People often hurl accusations of console bias towards Destructoid. However, I also want to prevent any of you fine folks from thinking that we’re prejudiced towards a specific publisher. Last week, I put up my impressions of the MLB 08: The Show PSN demo. This week, I’m reporting on its competition, 2K Sports’ Major League Baseball 2K8. In case you’re confused, here’s the skinny: 2K Sports’ exclusivity deal with Major League Baseball only applies to third-party games, so Sony is free to produce their own baseball videogame.
Last Friday, numerous media outlets, including Destructoid, were treated to a conference call with Ben Brinkman, the Executive Producer of MLB 2K8. During the hour-and-fifteen-minute session, he answered a wide variety of questions, ranging from the overarching and general (“What are your biggest challenges?”) to the overly specific (“Will the PA announcer still mispronounce the Red Sox third baseman’s name as ‘You-KILL-iss’?”).
Hit the jump for all the gory details.
Ben started out by giving an overview of MLB 2K8. Last year, they just wanted to produce a solid game that was about “getting it to play”, but this time around, 2K set out to take it to the next level with “a new experience”. To that end, MLB 2K8 features completely revamped AI and controls for the four main aspects of any baseball game: pitching, hitting, fielding, and baserunning.
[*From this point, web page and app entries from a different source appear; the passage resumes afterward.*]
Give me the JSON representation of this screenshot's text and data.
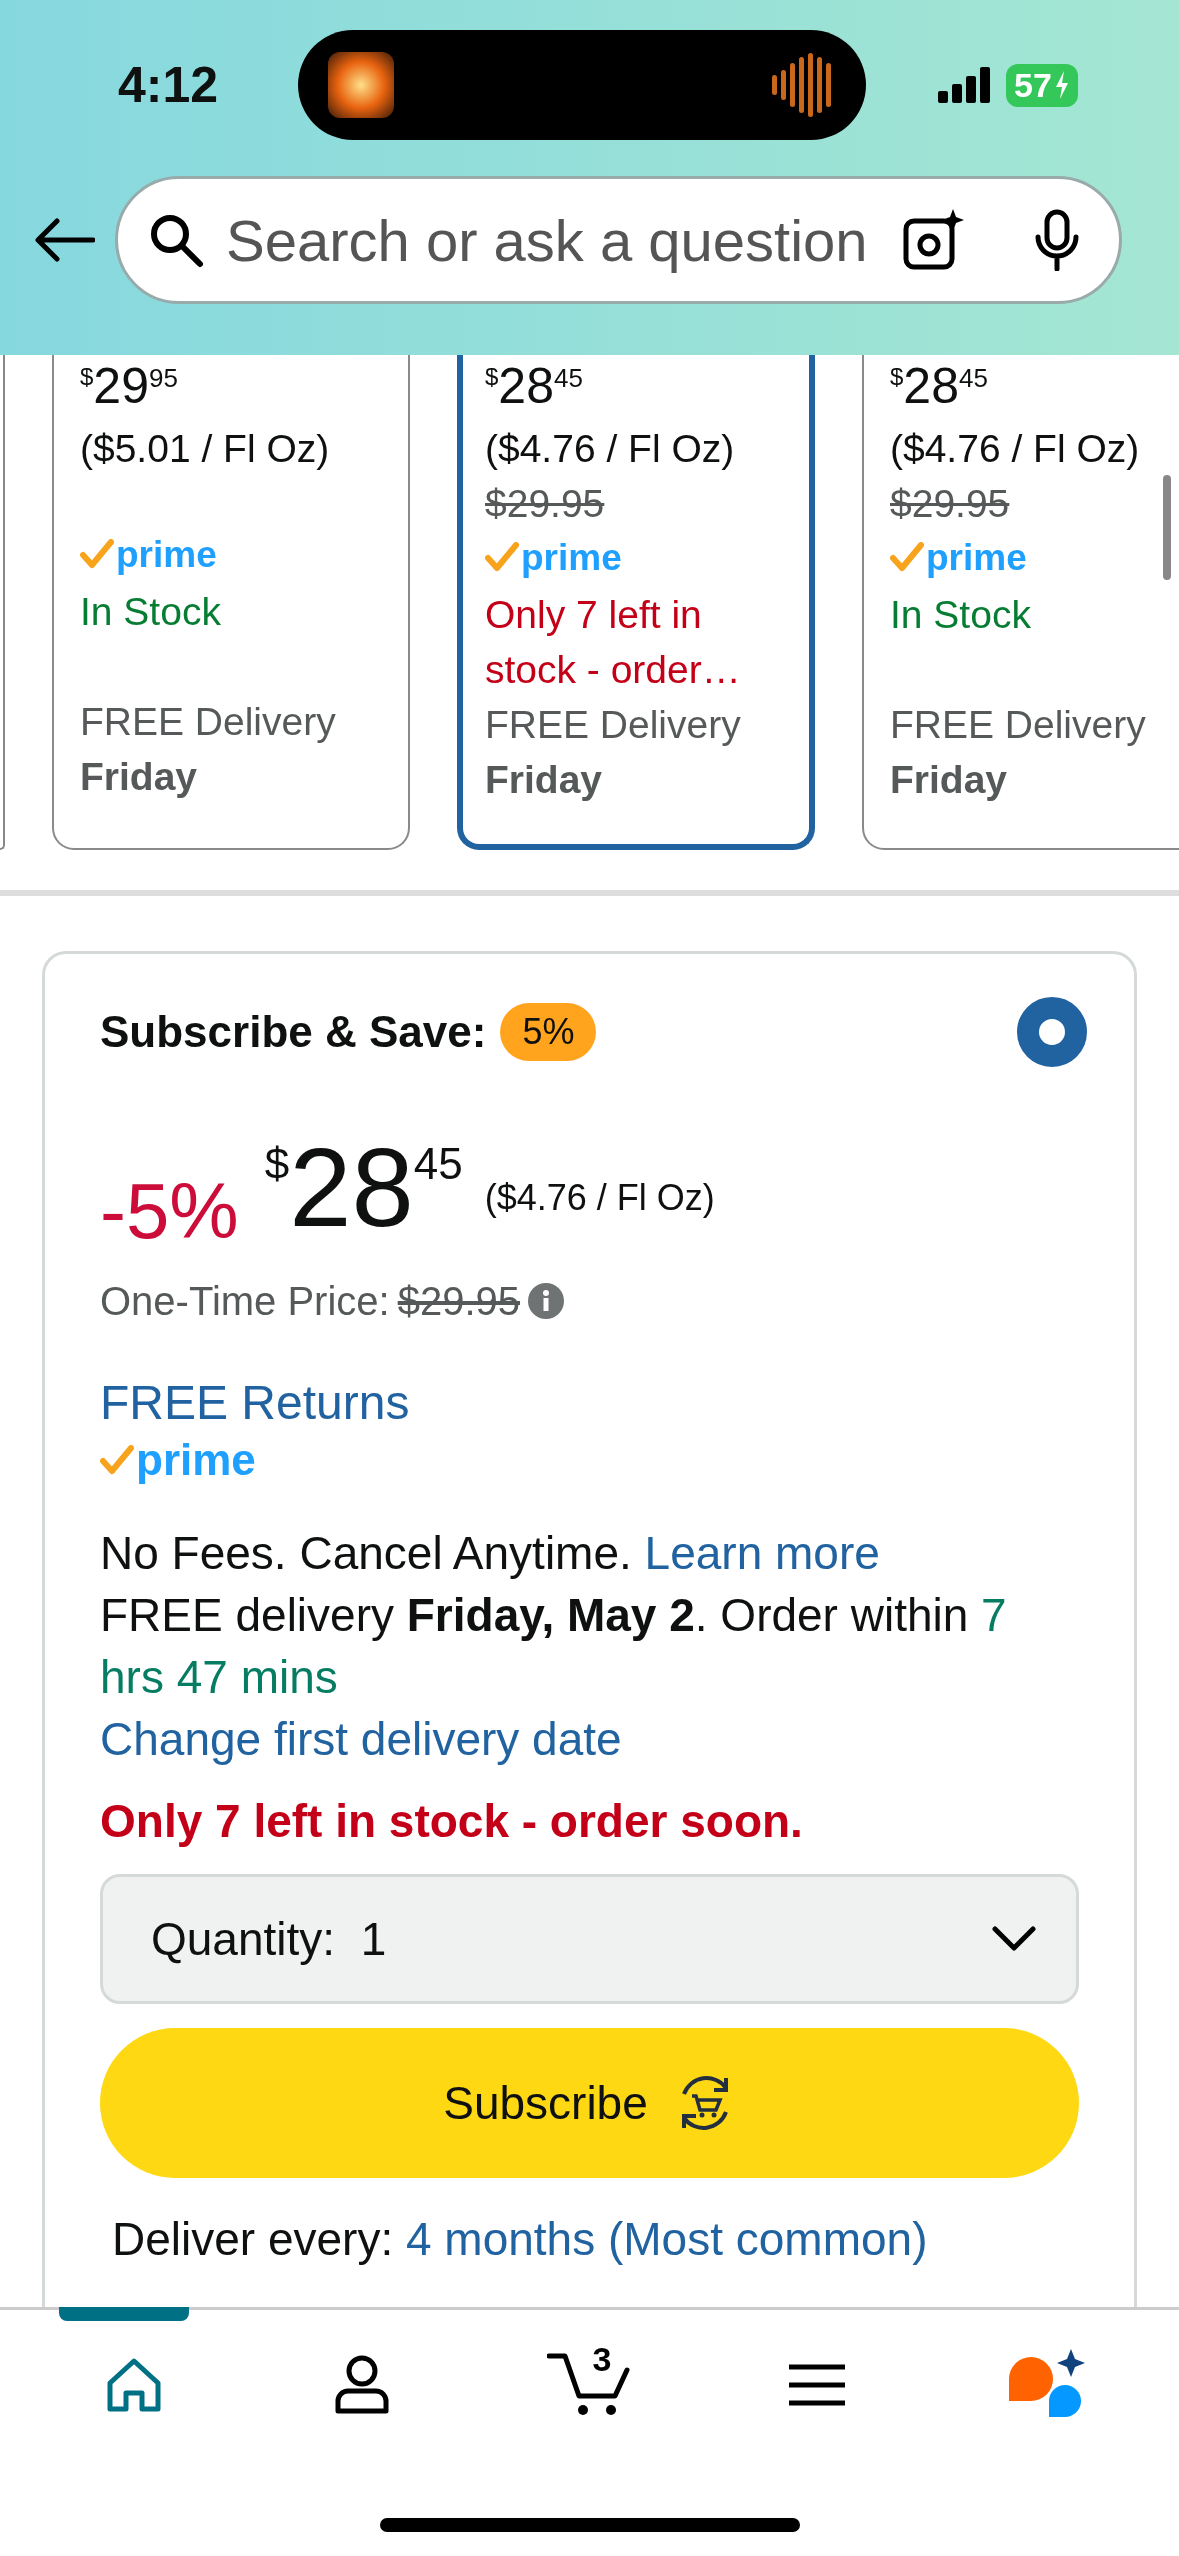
{
  "status_bar": {
    "time": "4:12",
    "battery": "57"
  },
  "search": {
    "placeholder": "Search or ask a question"
  },
  "offers": [
    {
      "currency": "$",
      "whole": "29",
      "cents": "95",
      "unit_price": "($5.01 / Fl Oz)",
      "prime": "prime",
      "stock": "In Stock",
      "kind": "in_stock",
      "delivery": "FREE Delivery",
      "day": "Friday",
      "selected": false
    },
    {
      "currency": "$",
      "whole": "28",
      "cents": "45",
      "unit_price": "($4.76 / Fl Oz)",
      "list_price": "$29.95",
      "prime": "prime",
      "stock": "Only 7 left in stock - order…",
      "kind": "low",
      "delivery": "FREE Delivery",
      "day": "Friday",
      "selected": true
    },
    {
      "currency": "$",
      "whole": "28",
      "cents": "45",
      "unit_price": "($4.76 / Fl Oz)",
      "list_price": "$29.95",
      "prime": "prime",
      "stock": "In Stock",
      "kind": "in_stock",
      "delivery": "FREE Delivery",
      "day": "Friday",
      "selected": false
    }
  ],
  "subscribe": {
    "title": "Subscribe & Save:",
    "badge": "5%",
    "selected": true,
    "discount": "-5%",
    "currency": "$",
    "whole": "28",
    "cents": "45",
    "unit_price": "($4.76 / Fl Oz)",
    "one_time_label": "One-Time Price:",
    "one_time_price": "$29.95",
    "returns": "FREE Returns",
    "prime": "prime",
    "fees": "No Fees. Cancel Anytime.",
    "learn_more": "Learn more",
    "delivery": "FREE delivery **Friday, May 2**. Order within",
    "countdown": "7 hrs 47 mins",
    "change_date": "Change first delivery date",
    "stock": "Only 7 left in stock - order soon.",
    "quantity": {
      "label": "Quantity:",
      "value": "1"
    },
    "button": "Subscribe",
    "deliver_every": {
      "label": "Deliver every:",
      "value": "4 months (Most common)"
    }
  },
  "bottom_nav": [
    {
      "kind": "home",
      "selected": true
    },
    {
      "kind": "account",
      "selected": false
    },
    {
      "kind": "cart",
      "badge": "3",
      "selected": false
    },
    {
      "kind": "menu",
      "selected": false
    },
    {
      "kind": "assistant",
      "selected": false
    }
  ]
}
They wanted to make 2K8 feel like a huge jump from 2K7.
First, he went into the new pitching interface. If you’re unfamiliar with it, here’s a quick primer. Essentially, it’s like skate. — but for pitching. That is, pitching is controlled by the right analog stick, and the point was to make the player feel like he or she was actually throwing a pitch. The system requires three motions: first, you decide power (usually pulling back); the second motion picks the type of pitch (straight up for a fastball, three-quarters motions for certain breaking pitches, etc.); and the final motion controls accuracy.
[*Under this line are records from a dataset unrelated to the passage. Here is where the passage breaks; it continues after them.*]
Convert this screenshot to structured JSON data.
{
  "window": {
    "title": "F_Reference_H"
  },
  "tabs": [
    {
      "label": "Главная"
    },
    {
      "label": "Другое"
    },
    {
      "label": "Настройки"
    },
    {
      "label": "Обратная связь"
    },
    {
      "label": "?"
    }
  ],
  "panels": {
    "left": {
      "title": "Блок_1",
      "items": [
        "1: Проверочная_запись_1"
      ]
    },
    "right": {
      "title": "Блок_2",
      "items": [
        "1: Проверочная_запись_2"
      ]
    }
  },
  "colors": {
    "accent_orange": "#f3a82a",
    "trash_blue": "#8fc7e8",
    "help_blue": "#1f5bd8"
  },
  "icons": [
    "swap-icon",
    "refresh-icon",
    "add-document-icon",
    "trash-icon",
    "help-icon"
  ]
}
Sound complicated? Ben agreed, saying it would take “five to ten minutes” to get acclimated. But he assured us that once we were through the initial learning stages, it would feel like a much more natural, organic, and intuitive interface. In fact, he claimed that Total Pitch Control, as it’s called, is an innovation on par with EA’s introduction of the three-step pitch meter in MVP Baseball 2003. I can’t vouch for that myself yet, but Ben said that a PSN/XBL demo had been submitted and would be out “very soon”.
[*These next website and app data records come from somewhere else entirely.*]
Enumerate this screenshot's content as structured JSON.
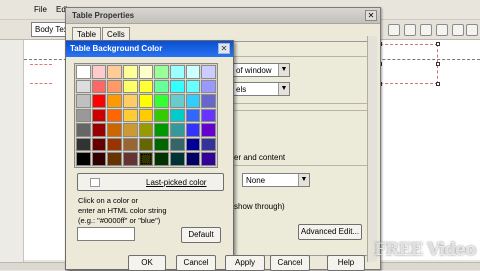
{
  "app": {
    "menu": [
      "File",
      "Edi"
    ],
    "style_value": "Body Tex"
  },
  "table_properties": {
    "title": "Table Properties",
    "tabs": [
      "Table",
      "Cells"
    ],
    "width_units": "of window",
    "height_units": "els",
    "content_text": "er and content",
    "border_value": "None",
    "show_through_text": "show through)",
    "advanced_label": "Advanced Edit...",
    "apply_label": "Apply",
    "cancel_label": "Cancel",
    "help_label": "Help"
  },
  "bg_color_dialog": {
    "title": "Table Background Color",
    "last_picked_label": "Last-picked color",
    "hint_lines": [
      "Click on a color or",
      "enter an HTML color string",
      "(e.g.: \"#0000ff\" or \"blue\")"
    ],
    "hex_value": "",
    "default_label": "Default",
    "ok_label": "OK",
    "cancel_label": "Cancel",
    "palette": [
      [
        "#ffffff",
        "#ffcccc",
        "#ffcc99",
        "#ffff99",
        "#ffffcc",
        "#99ff99",
        "#99ffff",
        "#ccffff",
        "#ccccff"
      ],
      [
        "#dddddd",
        "#ff6666",
        "#ff9966",
        "#ffff66",
        "#ffff33",
        "#66ff99",
        "#33ffff",
        "#66ffff",
        "#9999ff"
      ],
      [
        "#c0c0c0",
        "#ff0000",
        "#ff9900",
        "#ffcc66",
        "#ffff00",
        "#33ff33",
        "#66cccc",
        "#33ccff",
        "#6666cc"
      ],
      [
        "#999999",
        "#cc0000",
        "#ff6600",
        "#ffcc33",
        "#ffcc00",
        "#33cc00",
        "#00cccc",
        "#3366ff",
        "#6633ff"
      ],
      [
        "#666666",
        "#990000",
        "#cc6600",
        "#cc9933",
        "#999900",
        "#009900",
        "#339999",
        "#3333ff",
        "#6600cc"
      ],
      [
        "#333333",
        "#660000",
        "#993300",
        "#996633",
        "#666600",
        "#006600",
        "#336666",
        "#000099",
        "#333399"
      ],
      [
        "#000000",
        "#330000",
        "#663300",
        "#663333",
        "#333300",
        "#003300",
        "#003333",
        "#000066",
        "#330099"
      ]
    ],
    "selected_cell": "6-4"
  },
  "watermark": "FREE Video"
}
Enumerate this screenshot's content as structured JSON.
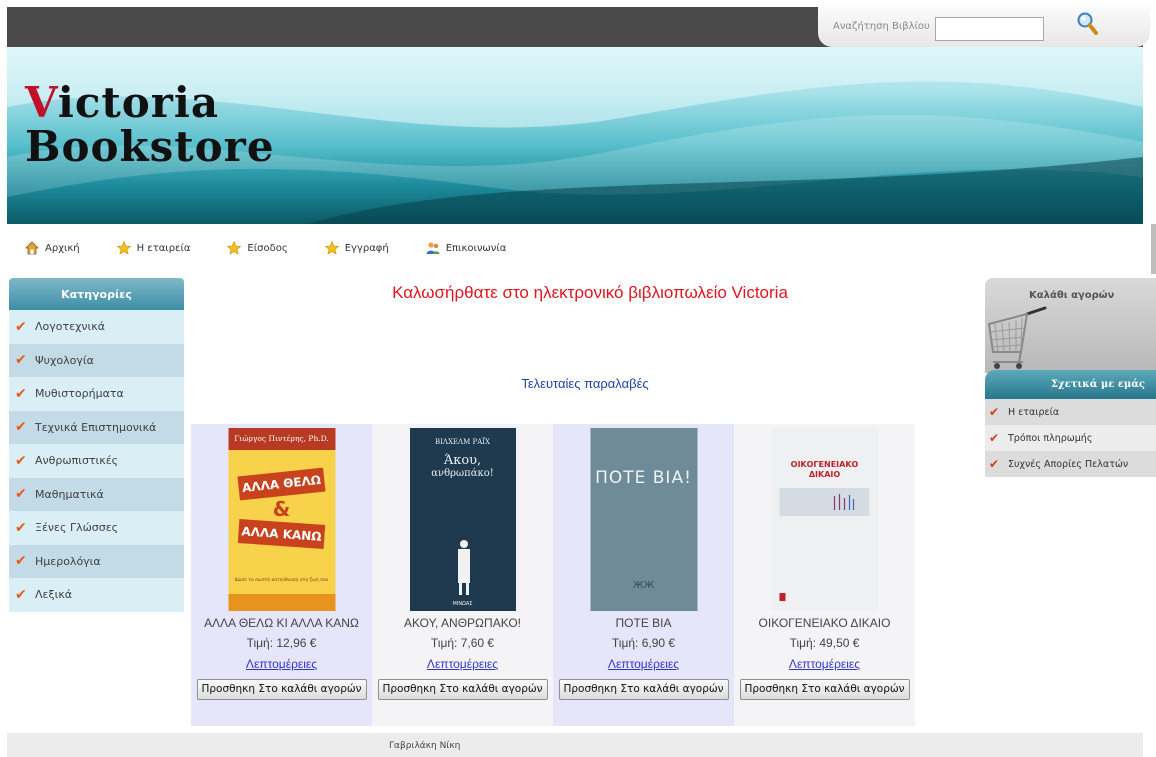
{
  "search": {
    "label": "Αναζήτηση Βιβλίου",
    "value": ""
  },
  "logo": {
    "initial": "V",
    "line1_rest": "ictoria",
    "line2": "Bookstore"
  },
  "nav": [
    {
      "label": "Αρχική",
      "icon": "home-icon"
    },
    {
      "label": "Η εταιρεία",
      "icon": "star-icon"
    },
    {
      "label": "Είσοδος",
      "icon": "star-icon"
    },
    {
      "label": "Εγγραφή",
      "icon": "star-icon"
    },
    {
      "label": "Επικοινωνία",
      "icon": "users-icon"
    }
  ],
  "categories": {
    "title": "Κατηγορίες",
    "items": [
      "Λογοτεχνικά",
      "Ψυχολογία",
      "Μυθιστορήματα",
      "Τεχνικά Επιστημονικά",
      "Ανθρωπιστικές",
      "Μαθηματικά",
      "Ξένες Γλώσσες",
      "Ημερολόγια",
      "Λεξικά"
    ]
  },
  "main": {
    "welcome": "Καλωσήρθατε στο ηλεκτρονικό βιβλιοπωλείο Victoria",
    "latest": "Τελευταίες παραλαβές"
  },
  "products": [
    {
      "title": "ΑΛΛΑ ΘΕΛΩ ΚΙ ΑΛΛΑ ΚΑΝΩ",
      "price": "Τιμή: 12,96 €",
      "details": "Λεπτομέρειες",
      "add": "Προσθηκη Στο καλάθι αγορών",
      "cover": {
        "author": "Γιώργος Πιντέρης, Ph.D.",
        "line1": "ΑΛΛΑ ΘΕΛΩ",
        "line2": "&",
        "line3": "ΑΛΛΑ ΚΑΝΩ",
        "tagline": "Δώσε το σωστό κατεύθυνση στη ζωή σου"
      }
    },
    {
      "title": "ΑΚΟΥ, ΑΝΘΡΩΠΑΚΟ!",
      "price": "Τιμή: 7,60 €",
      "details": "Λεπτομέρειες",
      "add": "Προσθηκη Στο καλάθι αγορών",
      "cover": {
        "author": "ΒΙΛΧΕΛΜ ΡΑΪΧ",
        "line1": "Άκου,",
        "line2": "ανθρωπάκο!",
        "publisher": "ΜΙΝΩΑΣ"
      }
    },
    {
      "title": "ΠΟΤΕ ΒΙΑ",
      "price": "Τιμή: 6,90 €",
      "details": "Λεπτομέρειες",
      "add": "Προσθηκη Στο καλάθι αγορών",
      "cover": {
        "line1": "ΠΟΤΕ ΒΙΑ!"
      }
    },
    {
      "title": "ΟΙΚΟΓΕΝΕΙΑΚΟ ΔΙΚΑΙΟ",
      "price": "Τιμή: 49,50 €",
      "details": "Λεπτομέρειες",
      "add": "Προσθηκη Στο καλάθι αγορών",
      "cover": {
        "line1": "ΟΙΚΟΓΕΝΕΙΑΚΟ",
        "line2": "ΔΙΚΑΙΟ"
      }
    }
  ],
  "cart": {
    "title": "Καλάθι αγορών",
    "icon": "shopping-cart-icon"
  },
  "about": {
    "title": "Σχετικά με εμάς",
    "items": [
      "Η εταιρεία",
      "Τρόποι πληρωμής",
      "Συχνές Απορίες Πελατών"
    ]
  },
  "footer": {
    "text": "Γαβριλάκη Νίκη"
  },
  "colors": {
    "welcome": "#e2141c",
    "latest": "#2244aa",
    "check": "#e85a1a",
    "link": "#3333cc"
  }
}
The next feature Ben discussed was a completely new one for the franchise: trading cards. They’re somewhat similar to Madden Cards, but these won’t give you special cheats. Instead, you’ll be able to unlock them by doing certain things in the game. For example, stealing three bases with Ichiro in a game will unlock his card. There are three levels from least to most rare; they scale with the difficulty level (so you’ll have to grow a pair and play on Veteran to have a higher chance of getting rarer cards).
That’s not all, though: there will be twelve to fifteen cards per team to earn, and the whole point is to put together a “card team”, which can be used in online or offline “card battles” (A-Rod trading card, go!). 2K Sports will also be releasing card packs on XBL and the PSN, but Ben didn’t go into pricing (drat!). Again, it’s something that sounds cool on paper, but I’d have to see it in action to give a proper opinion.
The on-field throwing system has also shifted to the right stick. For example, to throw to second base, you’ll aim upwards. The accuracy of that motion will determine how on- or off-line your throw is. The amount of time spent in that position controls the throw’s release point, and accordingly, its “vertical” accuracy. Merely flick the stick upwards, and you’ll release the ball early; the throw will sail. Hold it too long, and the throw will end up in the dirt. Oy vey! For those of you anticipating frustration from these newfangled control schemes, Ben noted that all the “classic” schemes would still be available.
Graphics were up next. MLB 2K7 was roundly criticized for its framerate issues, which were severe enough to affect gameplay at times (especially on the PS3 version). This year, Ben promised that they had done a great deal of optimization to try and ensure that the experience would be as smooth as possible on both consoles. We were told that the game would run at 60 fps, and though slowdown could happen with a lot of action on-screen, the framerate would never dip near 30 fps.
Finally, Ben addressed a bunch of miscellaneous issues. Simulated franchise statistics will be more realistic this year, so Andruw Jones won’t regularly rack up 80 HRs. Ball physics have also been tweaked, so you’ll experience all kinds of hits and trajectories — and everyone loves the occasional Texas leaguer thrown in with all the line drives, right? The game now features ninety different minor league teams, from upper-level single-A teams through to AAA, and there are 3 generic minor league stadiums along with 18 authentic ones.
The Wii version, the first baseball sim on the console, won’t have any online functionality or minor league teams, though it will contain everything else. Ben labeled it more of a family-oriented “pick-up-and-play” experience. If you’re surprised by that, you must’ve been living under a rock for the past year. As for the game’s soundtrack, 2K Sports is staying indie, so you’ll see songs from LCD Soundsystem, Black Rebel Motorcycle Club, and some other bands that I’ve never listened to.
Sadly, unlike Sony’s MLB 08: The Show, this game won’t allow for custom soundtracks on the PS3, nor will it feature any Home integration or rumble functionality (DAMMIT!). I can understand the lack of “Accomplishments”, but I don’t see why there’s no DualShock 3 support (though Ben said it could be patched in after the game’s release). Still, I’m hopeful that the game will at least run as well as its 360 counterpart. We’ll be able to see in less than a week — MLB 2K8 will be out on March 3rd for the PS3, 360, Wii, PS2, and PSP.